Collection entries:
=====
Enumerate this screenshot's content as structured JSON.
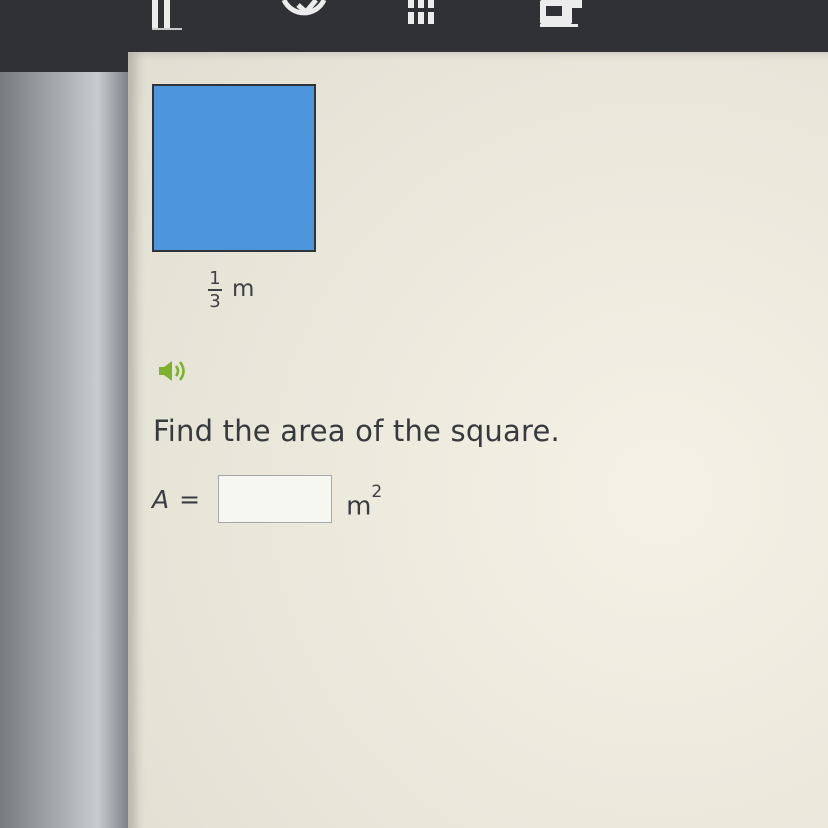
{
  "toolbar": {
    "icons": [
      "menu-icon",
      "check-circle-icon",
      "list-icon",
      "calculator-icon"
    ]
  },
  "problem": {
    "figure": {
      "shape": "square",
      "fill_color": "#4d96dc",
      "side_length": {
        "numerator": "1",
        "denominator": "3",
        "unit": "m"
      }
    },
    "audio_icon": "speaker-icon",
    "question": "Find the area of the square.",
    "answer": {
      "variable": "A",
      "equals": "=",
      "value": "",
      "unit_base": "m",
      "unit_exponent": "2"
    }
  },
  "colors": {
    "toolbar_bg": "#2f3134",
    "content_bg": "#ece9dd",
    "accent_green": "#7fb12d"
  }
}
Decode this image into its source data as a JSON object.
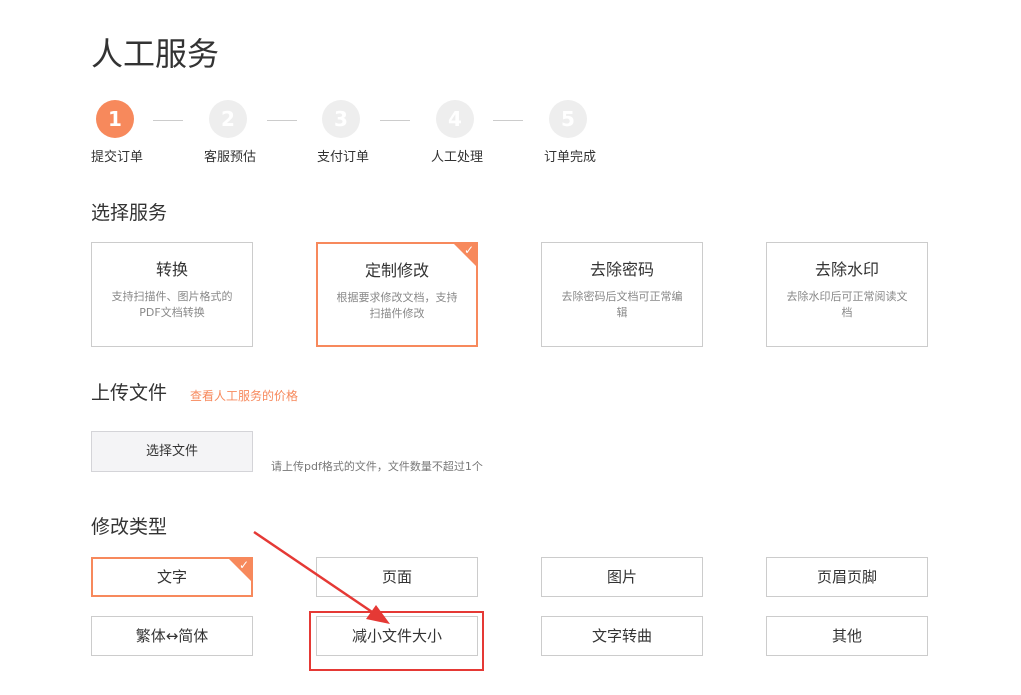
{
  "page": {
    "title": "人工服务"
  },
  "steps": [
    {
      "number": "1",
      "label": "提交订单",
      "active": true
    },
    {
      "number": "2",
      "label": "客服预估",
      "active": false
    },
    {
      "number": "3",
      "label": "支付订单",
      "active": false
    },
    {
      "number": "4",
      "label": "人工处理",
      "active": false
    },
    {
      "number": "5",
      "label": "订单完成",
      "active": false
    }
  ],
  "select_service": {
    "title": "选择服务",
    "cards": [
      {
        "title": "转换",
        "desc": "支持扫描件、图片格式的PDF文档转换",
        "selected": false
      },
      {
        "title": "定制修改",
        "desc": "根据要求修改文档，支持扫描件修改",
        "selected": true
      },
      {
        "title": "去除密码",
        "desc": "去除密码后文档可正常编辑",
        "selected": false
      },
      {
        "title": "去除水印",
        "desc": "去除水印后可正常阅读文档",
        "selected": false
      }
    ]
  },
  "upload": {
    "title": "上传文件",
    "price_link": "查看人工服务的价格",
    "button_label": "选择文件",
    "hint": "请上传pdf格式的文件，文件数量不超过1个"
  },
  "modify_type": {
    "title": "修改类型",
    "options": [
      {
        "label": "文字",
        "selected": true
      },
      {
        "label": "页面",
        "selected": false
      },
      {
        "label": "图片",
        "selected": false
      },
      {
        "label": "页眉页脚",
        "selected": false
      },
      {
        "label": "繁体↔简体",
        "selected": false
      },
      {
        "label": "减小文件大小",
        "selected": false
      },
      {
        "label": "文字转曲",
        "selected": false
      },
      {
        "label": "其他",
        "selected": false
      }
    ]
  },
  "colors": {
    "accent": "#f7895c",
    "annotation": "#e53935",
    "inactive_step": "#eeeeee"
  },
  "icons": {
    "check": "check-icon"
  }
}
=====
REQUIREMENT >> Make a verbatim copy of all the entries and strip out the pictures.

PROBLEM SOLUTION >>
Enumerate this screenshot's content as structured JSON.
{
  "toolbar": {
    "icons": [
      "menu-icon",
      "check-circle-icon",
      "list-icon",
      "calculator-icon"
    ]
  },
  "problem": {
    "figure": {
      "shape": "square",
      "fill_color": "#4d96dc",
      "side_length": {
        "numerator": "1",
        "denominator": "3",
        "unit": "m"
      }
    },
    "audio_icon": "speaker-icon",
    "question": "Find the area of the square.",
    "answer": {
      "variable": "A",
      "equals": "=",
      "value": "",
      "unit_base": "m",
      "unit_exponent": "2"
    }
  },
  "colors": {
    "toolbar_bg": "#2f3134",
    "content_bg": "#ece9dd",
    "accent_green": "#7fb12d"
  }
}
Decode this image into its source data as a JSON object.
{
  "page": {
    "title": "人工服务"
  },
  "steps": [
    {
      "number": "1",
      "label": "提交订单",
      "active": true
    },
    {
      "number": "2",
      "label": "客服预估",
      "active": false
    },
    {
      "number": "3",
      "label": "支付订单",
      "active": false
    },
    {
      "number": "4",
      "label": "人工处理",
      "active": false
    },
    {
      "number": "5",
      "label": "订单完成",
      "active": false
    }
  ],
  "select_service": {
    "title": "选择服务",
    "cards": [
      {
        "title": "转换",
        "desc": "支持扫描件、图片格式的PDF文档转换",
        "selected": false
      },
      {
        "title": "定制修改",
        "desc": "根据要求修改文档，支持扫描件修改",
        "selected": true
      },
      {
        "title": "去除密码",
        "desc": "去除密码后文档可正常编辑",
        "selected": false
      },
      {
        "title": "去除水印",
        "desc": "去除水印后可正常阅读文档",
        "selected": false
      }
    ]
  },
  "upload": {
    "title": "上传文件",
    "price_link": "查看人工服务的价格",
    "button_label": "选择文件",
    "hint": "请上传pdf格式的文件，文件数量不超过1个"
  },
  "modify_type": {
    "title": "修改类型",
    "options": [
      {
        "label": "文字",
        "selected": true
      },
      {
        "label": "页面",
        "selected": false
      },
      {
        "label": "图片",
        "selected": false
      },
      {
        "label": "页眉页脚",
        "selected": false
      },
      {
        "label": "繁体↔简体",
        "selected": false
      },
      {
        "label": "减小文件大小",
        "selected": false
      },
      {
        "label": "文字转曲",
        "selected": false
      },
      {
        "label": "其他",
        "selected": false
      }
    ]
  },
  "colors": {
    "accent": "#f7895c",
    "annotation": "#e53935",
    "inactive_step": "#eeeeee"
  },
  "icons": {
    "check": "check-icon"
  }
}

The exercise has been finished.